Friday, July 11, 2008

The Big Room with the Blue Ceiling, Part 1

I first tried camping in my 20s, spending a week hiking the Appalachian Trail through Pennsylvania. Years later, I slept under the stars at the bottom of the Grand Canyon. The hike to the bottom of the Canyon was at the top of my "bucket list," as was the hike to the top of Half Dome in Yosemite.

Also during the 90s, there were some majestic hikes in the Colorado mountains with my high school friend Raul. Raul owned a couple of llamas, which would carry our tent and stuff. Leaving the animals at our base camp, we climbed as high as 13K feet.

But then one of llamas died, and it's been a few years since I've had a major outdoor adventure. This summer I hiked at Joshua Tree a couple days, but we slept in a motel outside the Park.

I haven't thought about camping for a while. I'm not one of those hippies who feel that I need to escape evil human civilization. After all, my definition of "nature" includes everything. As I grow older, inner explorations have occupied more of my interest than trekking through the wilderness. The bears and deer don't wander into my dwelling to hang out; why do I need to hang out in theirs?

So I might have given up on camping, except that my buddy Bill (pictured here) is a huge fan of it, and during this week he invited me to join him for a few days of car camping in a State Park north of Truckee. I thought it'd be fun to hang out with him there, and a good use of my free time during my (assumed temporary) period of unemployment. I didn't expect much from the camping experience itself, but it turned out to be more profound than I'd thought.

One of the great benefits of living outdoors is that it's so uncomfortable. It made me realize how much of my day-to-day attention is taken up with concerns of bodily comfort. It's not that I've ever craved luxury, but I do have my temperature-controlled apartment, soft mattress, refrigerator, and broadband net access to keep me constantly amused.

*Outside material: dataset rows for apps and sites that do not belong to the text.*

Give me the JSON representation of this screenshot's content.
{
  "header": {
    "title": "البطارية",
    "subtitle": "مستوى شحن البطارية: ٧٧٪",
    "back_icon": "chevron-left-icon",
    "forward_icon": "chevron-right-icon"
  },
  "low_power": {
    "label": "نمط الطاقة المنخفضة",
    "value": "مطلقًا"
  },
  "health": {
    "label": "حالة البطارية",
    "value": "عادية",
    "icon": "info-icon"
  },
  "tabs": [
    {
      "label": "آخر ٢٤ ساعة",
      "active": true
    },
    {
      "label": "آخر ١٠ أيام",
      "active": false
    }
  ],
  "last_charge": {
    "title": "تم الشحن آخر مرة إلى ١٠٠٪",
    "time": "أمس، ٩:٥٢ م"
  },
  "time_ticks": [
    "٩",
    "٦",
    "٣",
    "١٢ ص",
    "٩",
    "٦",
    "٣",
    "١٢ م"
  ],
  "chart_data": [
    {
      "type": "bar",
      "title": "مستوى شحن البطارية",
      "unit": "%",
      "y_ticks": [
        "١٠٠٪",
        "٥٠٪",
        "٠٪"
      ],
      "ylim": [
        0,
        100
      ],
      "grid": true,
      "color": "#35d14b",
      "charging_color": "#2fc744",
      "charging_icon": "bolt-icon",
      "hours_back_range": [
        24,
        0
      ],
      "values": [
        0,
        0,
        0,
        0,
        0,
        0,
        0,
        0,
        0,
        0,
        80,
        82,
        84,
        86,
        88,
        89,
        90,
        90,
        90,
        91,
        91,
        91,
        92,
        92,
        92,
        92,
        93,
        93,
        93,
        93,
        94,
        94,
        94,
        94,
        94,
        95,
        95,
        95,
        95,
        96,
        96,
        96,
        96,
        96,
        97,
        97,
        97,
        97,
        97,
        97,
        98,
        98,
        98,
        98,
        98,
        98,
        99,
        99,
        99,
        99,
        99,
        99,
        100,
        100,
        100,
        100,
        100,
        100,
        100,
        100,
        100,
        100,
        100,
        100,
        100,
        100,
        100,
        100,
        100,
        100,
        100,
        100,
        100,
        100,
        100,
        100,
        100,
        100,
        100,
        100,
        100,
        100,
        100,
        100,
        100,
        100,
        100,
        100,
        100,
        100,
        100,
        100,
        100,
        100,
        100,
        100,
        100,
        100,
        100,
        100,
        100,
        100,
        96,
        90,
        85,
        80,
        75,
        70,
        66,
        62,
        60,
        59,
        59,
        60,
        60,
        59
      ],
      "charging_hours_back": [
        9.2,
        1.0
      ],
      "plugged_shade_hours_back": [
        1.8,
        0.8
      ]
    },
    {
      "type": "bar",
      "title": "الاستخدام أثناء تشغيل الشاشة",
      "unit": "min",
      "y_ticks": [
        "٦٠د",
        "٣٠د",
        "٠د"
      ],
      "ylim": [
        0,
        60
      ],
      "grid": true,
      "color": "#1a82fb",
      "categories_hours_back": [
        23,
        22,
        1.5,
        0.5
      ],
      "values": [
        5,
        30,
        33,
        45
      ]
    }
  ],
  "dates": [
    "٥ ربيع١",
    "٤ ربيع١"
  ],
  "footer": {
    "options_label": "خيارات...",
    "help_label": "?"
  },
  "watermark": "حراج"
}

It's a different matter to wake up in the middle of the cold dark night, on the hard ground of my claustrophobic tent, with no distractions from exhaustion, scrapes, and mosquito bites. It's one of those wonderful "no escape" situations that forces me to just pay attention to the moment, due to the lack of alternatives.

I realized that the situation wasn't so different from the painful meditation retreats I put myself through every month, with the "no escape" a bit more literal. If there's anything I've learned from decades of mediation and inquiry, it's the extraordinary power of thinking. "If you want to understand all the Buddhas of the past, present, and future," say the Buddhist scriptures, "then you should view the nature of the universe as being created by Mind alone."

Lying there in the tent, it became clearer that it's my thinking that creates suffering. A few mosquito bites are no big deal (especially considering the vast array of pain that human life has to offer). It was my thinking that it should be different that's the root issue. Buddha's teaching in a nutshell: If you want something, you have a problem.

In any moment that I just experienced the situation as it was, letting mental desires and imaginings come and go like clouds... it was just like this, no problem. I always understand this conceptually, but it's an entirely different matter to be forced to practice like this directly.

(It's similar to what happens to me on airplane flights. Sometimes I get claustrophobic attacks while flying, and my only option is to focus on a simple mind-stopping technique like mantra. Amazingly, once thinking quiets down, the situation is transformed. These nitty-gritty life situations bring meditation practice to life, moreso than a mountain of philosophizing.)

I was also surprised by the effect of being constantly surrounded by an environment that isn't man-made. I'll ramble on about that in the 2nd part of this posting, coming shortly.

1 comment:

Doug said...

Good stuff!

The environmental factor that always strikes me when camping is the difference in noise. Very quiet, in a nice way, but not quiet at all really. Just noisy in a different way, city noises vs. forest noises. It's a nice change once in a while.

The attraction for me to camping is just what you described in the lack of creature comforts. Without video games and magazines to offer constant distraction, I end up focusing in on just being. The comparison to a sesshin is perfect... well, substitute one kind of leg pain for another and it's perfect anyway. :)

Cheers, & looking forward to more!

- Doug